expansion. In the more-arid Pueblo climate, for example, they used dry-farming
techniques. But in the fertile growing region of the New York’s Hudson Valley,
Turetsky says there’s been an excess of water.
“It’s called the Black Dirt region.
There’s this glacial soil that’s there — it’s black as night,” he says. “The
farm gets plenty of water, so we had to deal with things like needing to dig
ditches to drain excess water. That’s never been an issue for us. So, that’s
been a unique experience. But the plant has reacted phenomenally to any
climate, which has been cool to see.”
Luckily, Shi Farms has also had great
luck in working with New York to get their business up and running faster. Turetsky
the state borrowed some practices from Colorado in terms of how they were
monitoring farms with GPS and harvesting reports, so the company was ready for
those types of regulatory oversights.
That preparedness left lots of room for
Shi Farms to focus on what’s most important to them — growing quality hemp with
a zero-waste philosophy. The
farm grows primarily for CBD, but they try to make sure they utilize more of

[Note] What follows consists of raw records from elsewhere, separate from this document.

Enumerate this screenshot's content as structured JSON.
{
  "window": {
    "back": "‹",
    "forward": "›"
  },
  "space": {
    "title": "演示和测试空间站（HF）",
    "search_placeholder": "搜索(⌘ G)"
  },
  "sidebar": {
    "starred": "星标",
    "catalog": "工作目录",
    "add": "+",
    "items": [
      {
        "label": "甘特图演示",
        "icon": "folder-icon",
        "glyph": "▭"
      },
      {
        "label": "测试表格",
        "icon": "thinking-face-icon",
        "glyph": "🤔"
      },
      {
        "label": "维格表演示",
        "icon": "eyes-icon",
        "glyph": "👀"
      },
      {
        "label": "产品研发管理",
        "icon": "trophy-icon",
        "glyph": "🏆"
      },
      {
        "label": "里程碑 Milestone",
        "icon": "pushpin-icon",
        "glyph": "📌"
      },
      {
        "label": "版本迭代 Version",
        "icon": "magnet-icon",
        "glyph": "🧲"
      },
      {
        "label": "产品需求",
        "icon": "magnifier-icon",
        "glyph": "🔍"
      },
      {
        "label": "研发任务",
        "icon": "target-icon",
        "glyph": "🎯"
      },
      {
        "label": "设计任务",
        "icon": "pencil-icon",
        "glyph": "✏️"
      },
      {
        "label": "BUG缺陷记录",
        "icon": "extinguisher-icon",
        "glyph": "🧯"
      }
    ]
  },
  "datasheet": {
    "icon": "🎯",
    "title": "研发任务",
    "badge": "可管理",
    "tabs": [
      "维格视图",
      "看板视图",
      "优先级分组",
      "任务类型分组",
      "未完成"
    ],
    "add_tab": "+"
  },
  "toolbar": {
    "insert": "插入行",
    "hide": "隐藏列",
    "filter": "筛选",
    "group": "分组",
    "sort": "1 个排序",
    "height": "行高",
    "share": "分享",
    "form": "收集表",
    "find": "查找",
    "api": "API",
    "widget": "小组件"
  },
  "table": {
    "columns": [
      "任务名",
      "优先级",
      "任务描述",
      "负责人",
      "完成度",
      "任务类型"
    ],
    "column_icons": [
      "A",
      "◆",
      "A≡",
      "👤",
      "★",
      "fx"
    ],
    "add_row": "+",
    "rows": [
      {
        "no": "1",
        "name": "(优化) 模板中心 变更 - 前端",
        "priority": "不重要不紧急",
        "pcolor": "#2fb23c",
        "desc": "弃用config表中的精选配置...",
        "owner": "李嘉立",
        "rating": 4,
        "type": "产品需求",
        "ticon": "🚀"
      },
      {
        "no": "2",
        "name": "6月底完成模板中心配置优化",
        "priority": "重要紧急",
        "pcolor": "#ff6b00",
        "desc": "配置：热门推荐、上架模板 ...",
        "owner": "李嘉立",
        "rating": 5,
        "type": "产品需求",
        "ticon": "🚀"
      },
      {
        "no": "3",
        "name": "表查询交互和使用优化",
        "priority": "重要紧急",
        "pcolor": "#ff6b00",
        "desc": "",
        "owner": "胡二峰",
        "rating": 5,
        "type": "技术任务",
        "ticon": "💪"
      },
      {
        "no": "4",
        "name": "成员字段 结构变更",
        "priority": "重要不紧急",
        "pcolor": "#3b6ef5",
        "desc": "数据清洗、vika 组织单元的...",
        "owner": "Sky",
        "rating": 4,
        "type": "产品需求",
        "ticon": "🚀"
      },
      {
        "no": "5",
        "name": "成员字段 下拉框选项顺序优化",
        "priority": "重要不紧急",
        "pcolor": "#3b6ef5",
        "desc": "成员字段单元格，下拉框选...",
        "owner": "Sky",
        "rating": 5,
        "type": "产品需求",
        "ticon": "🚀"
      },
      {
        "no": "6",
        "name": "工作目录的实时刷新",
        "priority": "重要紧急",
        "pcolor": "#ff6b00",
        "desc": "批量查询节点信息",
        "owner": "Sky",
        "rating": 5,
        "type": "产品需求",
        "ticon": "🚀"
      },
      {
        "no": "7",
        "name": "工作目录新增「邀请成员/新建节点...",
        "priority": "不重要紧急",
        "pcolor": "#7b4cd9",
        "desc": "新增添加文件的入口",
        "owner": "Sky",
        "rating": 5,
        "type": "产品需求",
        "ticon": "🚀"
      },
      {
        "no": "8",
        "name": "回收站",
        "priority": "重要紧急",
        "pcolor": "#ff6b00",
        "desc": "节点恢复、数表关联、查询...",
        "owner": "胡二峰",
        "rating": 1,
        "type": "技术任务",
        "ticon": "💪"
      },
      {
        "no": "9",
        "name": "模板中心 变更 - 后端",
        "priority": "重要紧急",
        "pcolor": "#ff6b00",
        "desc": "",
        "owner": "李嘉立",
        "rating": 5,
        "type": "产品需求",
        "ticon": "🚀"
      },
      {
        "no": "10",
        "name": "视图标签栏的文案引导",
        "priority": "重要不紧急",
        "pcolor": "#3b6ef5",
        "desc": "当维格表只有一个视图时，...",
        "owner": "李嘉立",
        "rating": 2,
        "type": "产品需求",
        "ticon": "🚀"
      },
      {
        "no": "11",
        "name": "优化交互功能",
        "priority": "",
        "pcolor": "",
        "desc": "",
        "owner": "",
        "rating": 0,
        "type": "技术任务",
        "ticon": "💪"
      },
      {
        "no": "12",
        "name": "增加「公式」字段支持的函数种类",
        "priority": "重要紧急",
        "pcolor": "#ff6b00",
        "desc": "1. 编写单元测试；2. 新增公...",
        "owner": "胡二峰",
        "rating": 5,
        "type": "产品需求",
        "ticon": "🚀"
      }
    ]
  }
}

the plant than just the cannabinoids.
After they extract CBD from the flower, they take the “spent hemp,” or the ground-up flower material without any cannabinoids in it, and use it as fertilizer on the still-growing outdoor crops. Then, they grind up the stalks of the hemp plant — which Turetsky says are a woody-type hemp stalk, not the fiber type — and use probiotics to create a compost, using the Japanese farming technique called bokashi.
“The question we get all the time is: ‘Are
you guys organic?’ What we tell people is that the only inputs that go into our
outdoor field are water and sunshine,” says Turetsky. “This crop is so special
and unique that you are cultivating a weed, more or less. This plant has
tolerated so many conditions and has tried to be eradicated by so many
different countries at various points in its history and it’s persevered. So,
there’s really no nonsense to it. We only use water and sunshine and the plant
does the rest of the work. We plan to keep it that way.”
So, what’s the future of the hemp
industry look like? Turetsky predicts that the industrial
applications of hemp will begin to take off.
“When you look at hemp, as opposed to
cotton, and how much water it consumes and how fast it can grow, there should
be way more hemp textiles,” he says. “People should be wearing hemp clothing
and there should be hemp paper goods, because hemp grows way faster than trees
and is more sustainable than the lumber industry. All of the reasons that hemp
was criminalized back in the ’30s are the same reasons that will champion us to
continue the development of the commodity.”
He also sees major advancements on the
science side that may change the way we see hemp altogether.
“We’ve only scratched the surface on cannabinoid science, and that’s going to be what will drive the next five years of innovation.”
“We’ve only scratched the surface on cannabinoid science, and that’s going to be what will drive the next five years of innovation,” he says. “You’re going to see rare cannabinoids coming to the forefront, like CBG and CBC and other cannabinoids we haven’t even identified yet. I think we are going to see some really cool medical discoveries in how cannabinoids can help our bodily functions. So, like, recombination of cannabinoids into novel formulations based on specific cannabinoid ratios is something I think we will see a lot of in the next couple of years.”
Even with so much evolution and
innovation to look forward to, Shi Farms’ mission is simple, straightforward,
“We want to just highlight the natural benefits of hemp and the special qualities that make hemp such a great agricultural crop,” Turetsky says. “There’s no need for fancy branding or crazy marketing speak. Hemp is the star of the show, and we’re stewards of the plant.”